Let’s get one thing straight right off the bat: I’m a huge fan of HTML 5. So before I explain why it’s hard – nay, practically impossible – to sell HTML 5 to your boss, I wanted to start with some of the language’s more praiseworthy features. Here are a few things that I’m looking forward to:
- New Semantic based tags instead of old divs: Traditionally, a web developer’s life was overrun with generic divs and spans for all kind of containers in HTML. With HTML 5, there are new semantic-based tags which are container relevant to their usage. There are a number of tags introduced named <header> for header of webpage, <footer> for footer , <section> etc which are more relevant to their usage than the previous generic divs.
- No Plug-in for Video: Previously, video required some type of plug-in, like Flash, QuickTime or Silverlight to name a few. With HTML 5, we can now simply use the <video> tag.
- No Plugin for Audio : Similar to video, audio can now be played using the <audio> tag with the help of HTML 5.
- Canvas Support: Canvas support is a huge deal for web developers. With the power of Canvas, they can now draw things dynamically on to their screen. In the past, they were dependent on languages like action script for such activities.
- Lower Mobile dev Costs: Mobile web development becomes much more efficient and easy with HTML 5
I could go on. In spite of these and other features, it’s incredibly hard for developers to sell their bosses on the idea of switching to HTML 5. To illustrate, let’s listen in on a hypothetical conversation between a developer and his or her boss:

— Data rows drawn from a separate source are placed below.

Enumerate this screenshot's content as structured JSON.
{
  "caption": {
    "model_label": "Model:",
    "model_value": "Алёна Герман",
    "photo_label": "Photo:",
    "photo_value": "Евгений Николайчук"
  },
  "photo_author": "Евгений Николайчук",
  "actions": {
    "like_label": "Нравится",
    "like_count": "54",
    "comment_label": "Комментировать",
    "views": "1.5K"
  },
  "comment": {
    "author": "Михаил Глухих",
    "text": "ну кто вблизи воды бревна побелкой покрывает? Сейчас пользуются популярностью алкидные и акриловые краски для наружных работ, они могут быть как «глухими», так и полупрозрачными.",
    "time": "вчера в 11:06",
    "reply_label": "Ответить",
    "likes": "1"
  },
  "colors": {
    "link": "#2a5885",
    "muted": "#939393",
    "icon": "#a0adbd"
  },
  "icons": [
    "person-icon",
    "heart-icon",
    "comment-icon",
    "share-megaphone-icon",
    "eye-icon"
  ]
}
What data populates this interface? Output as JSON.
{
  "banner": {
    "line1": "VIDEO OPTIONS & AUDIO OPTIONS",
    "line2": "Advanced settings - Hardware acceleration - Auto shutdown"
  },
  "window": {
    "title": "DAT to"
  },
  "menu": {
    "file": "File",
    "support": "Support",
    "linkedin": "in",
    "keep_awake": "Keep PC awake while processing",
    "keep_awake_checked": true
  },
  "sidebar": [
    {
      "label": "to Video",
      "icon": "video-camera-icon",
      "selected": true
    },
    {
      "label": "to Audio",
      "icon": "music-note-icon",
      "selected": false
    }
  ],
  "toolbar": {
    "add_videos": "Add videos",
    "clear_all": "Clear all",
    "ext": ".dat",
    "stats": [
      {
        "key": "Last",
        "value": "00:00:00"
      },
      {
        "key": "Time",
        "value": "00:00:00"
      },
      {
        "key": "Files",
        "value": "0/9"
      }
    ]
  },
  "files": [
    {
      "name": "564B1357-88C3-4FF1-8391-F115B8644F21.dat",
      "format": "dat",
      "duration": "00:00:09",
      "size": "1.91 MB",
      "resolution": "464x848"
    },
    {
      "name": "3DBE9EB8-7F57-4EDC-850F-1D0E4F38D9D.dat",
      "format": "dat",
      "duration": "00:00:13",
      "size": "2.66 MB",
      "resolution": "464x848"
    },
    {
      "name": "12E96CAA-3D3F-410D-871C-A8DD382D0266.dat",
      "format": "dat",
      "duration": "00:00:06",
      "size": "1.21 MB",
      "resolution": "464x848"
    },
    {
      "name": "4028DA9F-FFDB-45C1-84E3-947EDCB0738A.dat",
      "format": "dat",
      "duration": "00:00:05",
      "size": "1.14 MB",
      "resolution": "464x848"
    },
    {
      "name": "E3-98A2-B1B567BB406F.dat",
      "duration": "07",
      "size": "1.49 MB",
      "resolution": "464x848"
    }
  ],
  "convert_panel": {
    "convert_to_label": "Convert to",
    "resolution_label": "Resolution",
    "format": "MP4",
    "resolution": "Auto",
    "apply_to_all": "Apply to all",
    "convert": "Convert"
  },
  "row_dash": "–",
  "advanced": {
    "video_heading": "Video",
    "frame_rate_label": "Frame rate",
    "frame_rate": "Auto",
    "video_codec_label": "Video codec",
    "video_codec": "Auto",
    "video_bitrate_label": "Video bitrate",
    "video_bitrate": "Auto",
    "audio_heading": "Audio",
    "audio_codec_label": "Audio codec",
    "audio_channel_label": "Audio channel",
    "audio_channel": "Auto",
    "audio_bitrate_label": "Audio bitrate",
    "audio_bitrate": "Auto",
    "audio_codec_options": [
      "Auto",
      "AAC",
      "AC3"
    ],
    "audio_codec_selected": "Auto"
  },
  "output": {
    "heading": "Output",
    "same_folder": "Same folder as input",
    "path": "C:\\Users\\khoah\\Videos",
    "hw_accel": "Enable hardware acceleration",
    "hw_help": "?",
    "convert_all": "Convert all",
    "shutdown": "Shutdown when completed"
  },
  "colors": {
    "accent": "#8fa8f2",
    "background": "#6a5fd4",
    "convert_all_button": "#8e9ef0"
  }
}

Developer: – “There are some costs involved, but switching to HTML 5 will make all of our lives much easier in the long run. Our product will be much more mobile-friendly, our UIs will be easier to develop and manage – we’ll be way ahead of the game by the time everyone else gets around to switching.”
Boss: “What are those costs you mentioned?”
Developer: “Well, there are a few tiny issues with browser compatibility.”
Boss: “Will our HTML 5 app work across all browsers?”
Developer: “Sort of … [long pause]…actually, no. Not all browsers support HTML 5.”
Boss: “Hopefully just the least used ones, right?
Developer: “Unfortunately, many of the most popular browsers currently don’t support HTML 5. There are some libraries that can support it, but….”
Boss: “Seems like the timing isn’t quite right. When will this technology be ready for widespread use?”
Developer: “Probably 2013.”
Developer: “Definitely by 2014…2015 at the latest.”
Boss: “Okay, we’ll chat then.”
Developer: “Can we talk about my raise now?”
Boss: [surprised look] “You’re still here?”
Developers are notorious for giving ambiguous answers (especially when it comes to deadlines) but sometimes that’s the only answer we can give. So if you ask me when HTML 5 is going to be ready, I’d say: “not any time soon.”
There’s no doubt that HTML 5 is the future of the web (and perhaps mobile as well) but it’s clearly in the very early stages of adoption – making it a challenge for developers to sell their bosses on making the switch.
In fact, it’s even hard to convince those companies who have already made the switch. Take the recent example set by Wooga. The social gaming giant just announced that they are abandoning their HTML 5 efforts in favor of native apps. Read this nice summary to see why they felt this decision was necessary.
Anyway, my point is that I’m very optimistic about HTML 5 in the long run. In the short run, however, I expect it to be met with doubt and skepticism by upper management.
Thoughts? Share them in the comment section.